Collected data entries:
# # #

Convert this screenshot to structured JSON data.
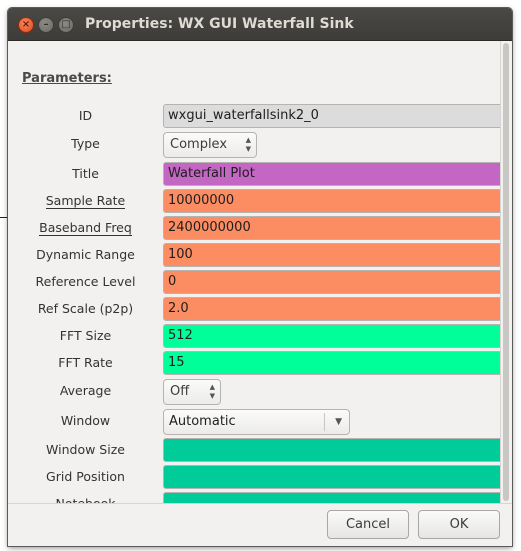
{
  "window": {
    "title": "Properties: WX GUI Waterfall Sink"
  },
  "params": {
    "heading": "Parameters:",
    "id": {
      "label": "ID",
      "value": "wxgui_waterfallsink2_0",
      "color": "#dcdcdc"
    },
    "type": {
      "label": "Type",
      "value": "Complex"
    },
    "title": {
      "label": "Title",
      "value": "Waterfall Plot",
      "color": "#c466c4"
    },
    "sample_rate": {
      "label": "Sample Rate",
      "value": "10000000",
      "color": "#fc8d62"
    },
    "baseband_freq": {
      "label": "Baseband Freq",
      "value": "2400000000",
      "color": "#fc8d62"
    },
    "dynamic_range": {
      "label": "Dynamic Range",
      "value": "100",
      "color": "#fc8d62"
    },
    "reference_level": {
      "label": "Reference Level",
      "value": "0",
      "color": "#fc8d62"
    },
    "ref_scale": {
      "label": "Ref Scale (p2p)",
      "value": "2.0",
      "color": "#fc8d62"
    },
    "fft_size": {
      "label": "FFT Size",
      "value": "512",
      "color": "#00ff99"
    },
    "fft_rate": {
      "label": "FFT Rate",
      "value": "15",
      "color": "#00ff99"
    },
    "average": {
      "label": "Average",
      "value": "Off"
    },
    "window": {
      "label": "Window",
      "value": "Automatic"
    },
    "window_size": {
      "label": "Window Size",
      "value": "",
      "color": "#00cc99"
    },
    "grid_position": {
      "label": "Grid Position",
      "value": "",
      "color": "#00cc99"
    },
    "notebook": {
      "label": "Notebook",
      "value": "",
      "color": "#00cc99"
    }
  },
  "buttons": {
    "cancel": "Cancel",
    "ok": "OK"
  }
}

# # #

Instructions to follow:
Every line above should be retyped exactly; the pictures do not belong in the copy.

Answer to the exercise:
Convert this screenshot to structured JSON data.
{
  "window": {
    "title": "Properties: WX GUI Waterfall Sink"
  },
  "params": {
    "heading": "Parameters:",
    "id": {
      "label": "ID",
      "value": "wxgui_waterfallsink2_0",
      "color": "#dcdcdc"
    },
    "type": {
      "label": "Type",
      "value": "Complex"
    },
    "title": {
      "label": "Title",
      "value": "Waterfall Plot",
      "color": "#c466c4"
    },
    "sample_rate": {
      "label": "Sample Rate",
      "value": "10000000",
      "color": "#fc8d62"
    },
    "baseband_freq": {
      "label": "Baseband Freq",
      "value": "2400000000",
      "color": "#fc8d62"
    },
    "dynamic_range": {
      "label": "Dynamic Range",
      "value": "100",
      "color": "#fc8d62"
    },
    "reference_level": {
      "label": "Reference Level",
      "value": "0",
      "color": "#fc8d62"
    },
    "ref_scale": {
      "label": "Ref Scale (p2p)",
      "value": "2.0",
      "color": "#fc8d62"
    },
    "fft_size": {
      "label": "FFT Size",
      "value": "512",
      "color": "#00ff99"
    },
    "fft_rate": {
      "label": "FFT Rate",
      "value": "15",
      "color": "#00ff99"
    },
    "average": {
      "label": "Average",
      "value": "Off"
    },
    "window": {
      "label": "Window",
      "value": "Automatic"
    },
    "window_size": {
      "label": "Window Size",
      "value": "",
      "color": "#00cc99"
    },
    "grid_position": {
      "label": "Grid Position",
      "value": "",
      "color": "#00cc99"
    },
    "notebook": {
      "label": "Notebook",
      "value": "",
      "color": "#00cc99"
    }
  },
  "buttons": {
    "cancel": "Cancel",
    "ok": "OK"
  }
}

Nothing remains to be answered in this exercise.